The reaction of the institutions of capitalism and the New Labour government has been nothing short of a joke, if it wasn't so painful for ordinary people. Only two days before the Northern Rock crisis broke, the governor of the Bank of England, Mervyn King, had told a parliamentary committee that there was no way that the Bank would 'bail out' banks and investors who got into trouble because they has invested speculatively and unwisely in sub-prime loans and other risky ventures.
And yet King had to do a somersault when it was clear that Northern Rock was going under and announce it would after all fund Northern. The new Chancellor of Exchequer, Alastair Darling, who took over from Gordon Brown when he became prime minister, had obviously panicked. He demanded that King provide funds immediately to Northern. He realised that thousands of Labour voters would be demanding blood if their savings were forfeited and their mortgages called in. Even more serious, it was clear that if Northern went down, so would a number of other banks with similar balance sheets and there would be the biggest banking crisis since the 1930s. The Bank's actions did not stop the run on the Northern branches. The shares of other banks also tumbled and the cost of borrowing between banks continued to reach extreme levels. Britain's banking system was seizing up.
So late on Monday evening, 17 September, Darling announced (stuttering and stammering his speech, looking like a rabbit caught in the headlights) that all the deposits of Northern Rock savers would be honoured by the government. In effect, the government had nationalised the bank. Also, he was opening up the condition that if other banks go under, their depositors would also be repaid in full. So the whole banking system in Britain was now backed by the taxpayer.

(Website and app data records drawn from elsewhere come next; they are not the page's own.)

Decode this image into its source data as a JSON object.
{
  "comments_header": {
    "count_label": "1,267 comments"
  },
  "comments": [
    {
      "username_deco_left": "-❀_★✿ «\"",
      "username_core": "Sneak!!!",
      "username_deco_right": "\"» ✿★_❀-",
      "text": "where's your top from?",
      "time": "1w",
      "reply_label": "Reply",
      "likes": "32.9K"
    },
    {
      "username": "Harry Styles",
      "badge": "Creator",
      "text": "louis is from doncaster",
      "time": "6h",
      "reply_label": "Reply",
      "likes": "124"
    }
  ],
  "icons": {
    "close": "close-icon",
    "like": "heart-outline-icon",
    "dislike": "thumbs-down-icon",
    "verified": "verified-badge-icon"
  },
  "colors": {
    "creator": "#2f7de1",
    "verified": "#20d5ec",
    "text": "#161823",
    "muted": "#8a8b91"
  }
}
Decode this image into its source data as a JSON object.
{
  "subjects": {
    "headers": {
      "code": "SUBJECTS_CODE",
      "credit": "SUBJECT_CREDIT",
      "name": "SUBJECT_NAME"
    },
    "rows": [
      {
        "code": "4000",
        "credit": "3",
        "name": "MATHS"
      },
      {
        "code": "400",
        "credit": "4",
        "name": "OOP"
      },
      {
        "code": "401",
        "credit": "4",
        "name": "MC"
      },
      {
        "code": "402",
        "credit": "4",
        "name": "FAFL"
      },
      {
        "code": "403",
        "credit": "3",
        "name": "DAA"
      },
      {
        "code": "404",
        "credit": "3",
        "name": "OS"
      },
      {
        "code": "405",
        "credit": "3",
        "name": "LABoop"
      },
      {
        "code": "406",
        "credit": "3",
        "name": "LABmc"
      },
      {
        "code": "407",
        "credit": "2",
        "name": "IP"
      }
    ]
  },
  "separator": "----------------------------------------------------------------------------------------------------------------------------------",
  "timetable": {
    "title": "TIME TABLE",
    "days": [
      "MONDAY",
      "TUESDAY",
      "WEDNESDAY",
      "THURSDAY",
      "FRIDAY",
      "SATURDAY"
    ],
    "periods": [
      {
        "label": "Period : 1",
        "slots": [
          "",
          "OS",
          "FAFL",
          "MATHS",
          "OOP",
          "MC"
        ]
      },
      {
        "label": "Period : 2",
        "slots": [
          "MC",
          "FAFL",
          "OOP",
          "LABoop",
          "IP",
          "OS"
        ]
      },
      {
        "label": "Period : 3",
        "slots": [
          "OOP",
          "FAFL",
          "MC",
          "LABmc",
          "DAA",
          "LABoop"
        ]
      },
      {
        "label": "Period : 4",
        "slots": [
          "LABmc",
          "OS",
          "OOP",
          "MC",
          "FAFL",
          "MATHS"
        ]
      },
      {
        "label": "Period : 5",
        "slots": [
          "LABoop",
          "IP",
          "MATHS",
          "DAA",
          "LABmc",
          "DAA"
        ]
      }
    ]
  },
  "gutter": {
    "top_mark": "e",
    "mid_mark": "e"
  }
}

Quite right that hard earned money saved by British people should not be lost because of the casino gambling of the global banking system going wrong. But if deposits are to be saved at the taxpayer's expense, should not ownership of the banks also pass to the people? What could be a more conclusive condemnation of capitalism than the boom and bust cycle in global financial markets? People's money is not safe with capitalists - only a democratically accountable state system can make it so.

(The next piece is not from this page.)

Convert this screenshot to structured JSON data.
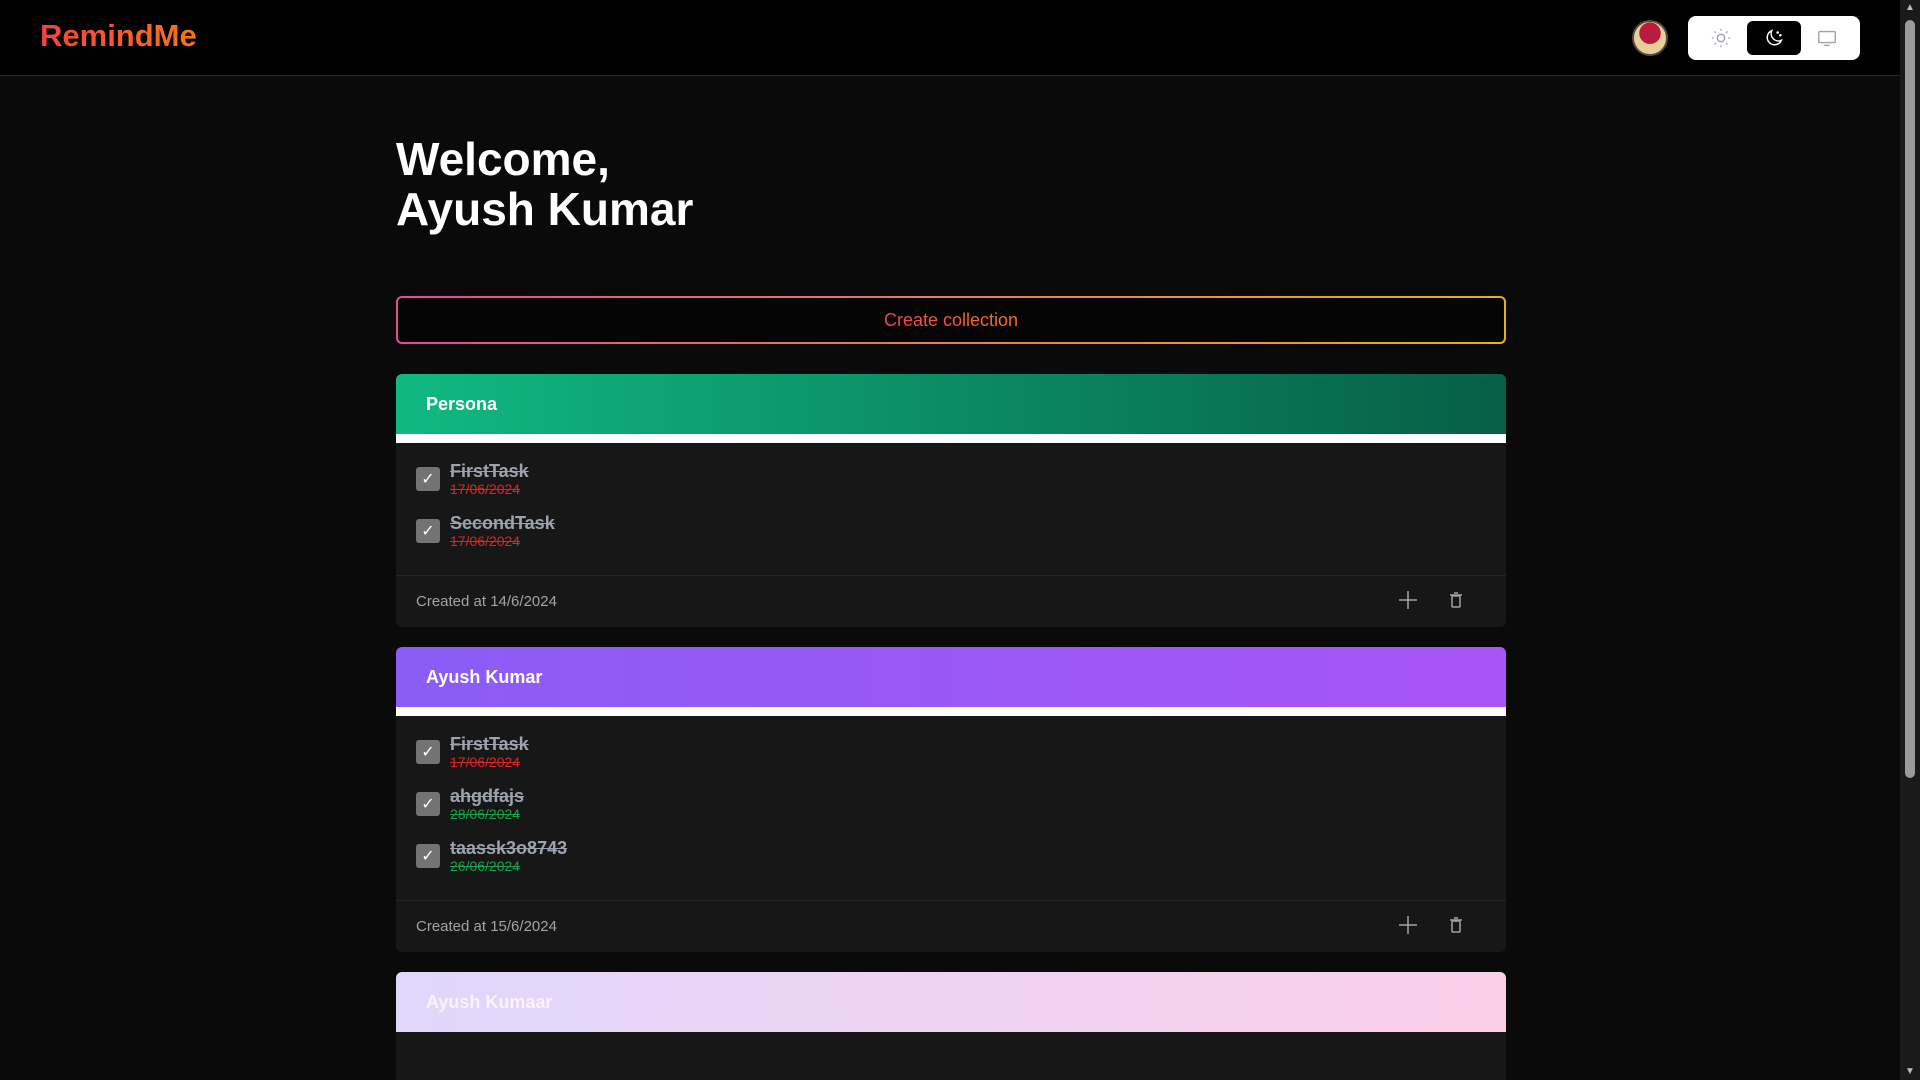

And this financial crisis and credit crunch is just the beginning. From here, tightening credit markets and rising interest rates will mean falling profitability for capitalist companies and slowing production, possibly even economic slump, as American, British and European householders have to tighten their belts.

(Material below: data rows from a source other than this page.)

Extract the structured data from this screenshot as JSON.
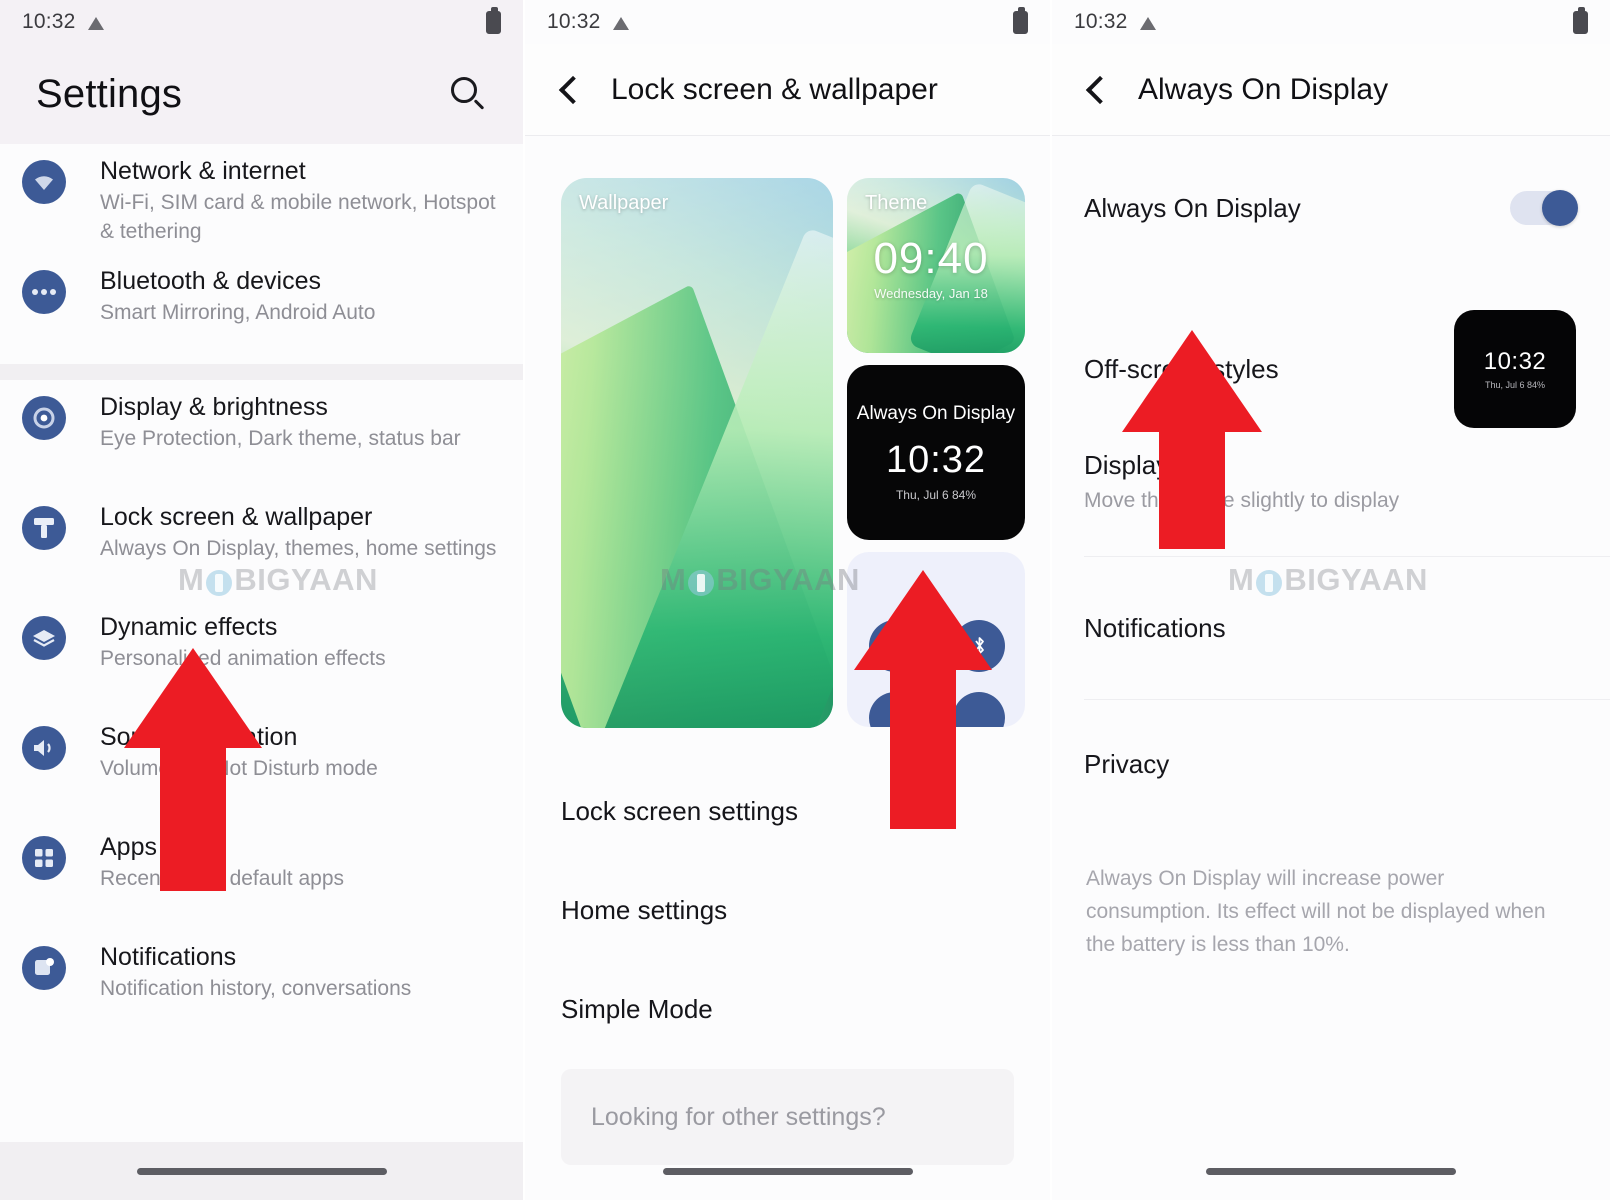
{
  "status_bar": {
    "time": "10:32",
    "battery_icon": "battery-icon",
    "signal_icon": "triangle-signal-icon"
  },
  "panel1": {
    "title": "Settings",
    "search_icon": "search-icon",
    "items": [
      {
        "icon": "wifi-icon",
        "title": "Network & internet",
        "subtitle": "Wi-Fi, SIM card & mobile network, Hotspot & tethering"
      },
      {
        "icon": "bluetooth-devices-icon",
        "title": "Bluetooth & devices",
        "subtitle": "Smart Mirroring, Android Auto"
      },
      {
        "icon": "display-brightness-icon",
        "title": "Display & brightness",
        "subtitle": "Eye Protection, Dark theme, status bar"
      },
      {
        "icon": "lock-screen-wallpaper-icon",
        "title": "Lock screen & wallpaper",
        "subtitle": "Always On Display, themes, home settings"
      },
      {
        "icon": "dynamic-effects-icon",
        "title": "Dynamic effects",
        "subtitle": "Personalised animation effects"
      },
      {
        "icon": "sound-vibration-icon",
        "title": "Sound & vibration",
        "subtitle": "Volume, Do Not Disturb mode"
      },
      {
        "icon": "apps-icon",
        "title": "Apps",
        "subtitle": "Recent apps, default apps"
      },
      {
        "icon": "notifications-icon",
        "title": "Notifications",
        "subtitle": "Notification history, conversations"
      }
    ]
  },
  "panel2": {
    "back_icon": "back-chevron-icon",
    "title": "Lock screen & wallpaper",
    "cards": {
      "wallpaper": {
        "label": "Wallpaper"
      },
      "theme": {
        "label": "Theme",
        "time": "09:40",
        "date": "Wednesday, Jan 18"
      },
      "aod": {
        "label": "Always On Display",
        "time": "10:32",
        "date": "Thu, Jul 6  84%"
      },
      "quick_settings": {
        "bluetooth_icon": "bluetooth-icon"
      }
    },
    "rows": [
      {
        "label": "Lock screen settings"
      },
      {
        "label": "Home settings"
      },
      {
        "label": "Simple Mode"
      }
    ],
    "search_placeholder": "Looking for other settings?"
  },
  "panel3": {
    "back_icon": "back-chevron-icon",
    "title": "Always On Display",
    "rows": [
      {
        "label": "Always On Display",
        "control": "toggle",
        "toggle_on": true
      },
      {
        "label": "Off-screen styles",
        "control": "thumbnail",
        "thumb_time": "10:32",
        "thumb_date": "Thu, Jul 6  84%"
      },
      {
        "label": "Display",
        "sublabel": "Move the phone slightly to display",
        "control": "none"
      },
      {
        "label": "Notifications",
        "control": "none"
      },
      {
        "label": "Privacy",
        "control": "none"
      }
    ],
    "footnote": "Always On Display will increase power consumption. Its effect will not be displayed when the battery is less than 10%."
  },
  "watermark": {
    "text_before": "M",
    "text_after": "BIGYAAN"
  },
  "colors": {
    "accent_blue": "#3d5a96",
    "arrow_red": "#ec1c24",
    "header_bg": "#f4f1f5"
  }
}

First watch out for serious falls in the profits of the big banks around the world. That will be followed by job cuts throughout the financial sector. And job cuts will mean less income to finance property purchases and mortgages. House prices could plummet.
Never in the history of capitalism has the financial sector been so important to the health of capitalism. In its maturity, capitalism is increasingly no longer a system that raises the productive forces. It is more and more a financial parasite unproductively resting on top of the productive sectors of the global economy (mainly in China, India etc).
That is especially so in Britain, the financial parasite extraordinaire - a giant Switzerland, that sucks in the earnings of other countries (oil-producers in the Middle East and the manufacturers of Asia) and recycles it. British capitalism now makes little itself. Instead it is just giant banker of the world. As such, the British capitalist economy is the most vulnerable to a global financial crisis and any ensuing economic slump. And British workers and their families will suffer more than most.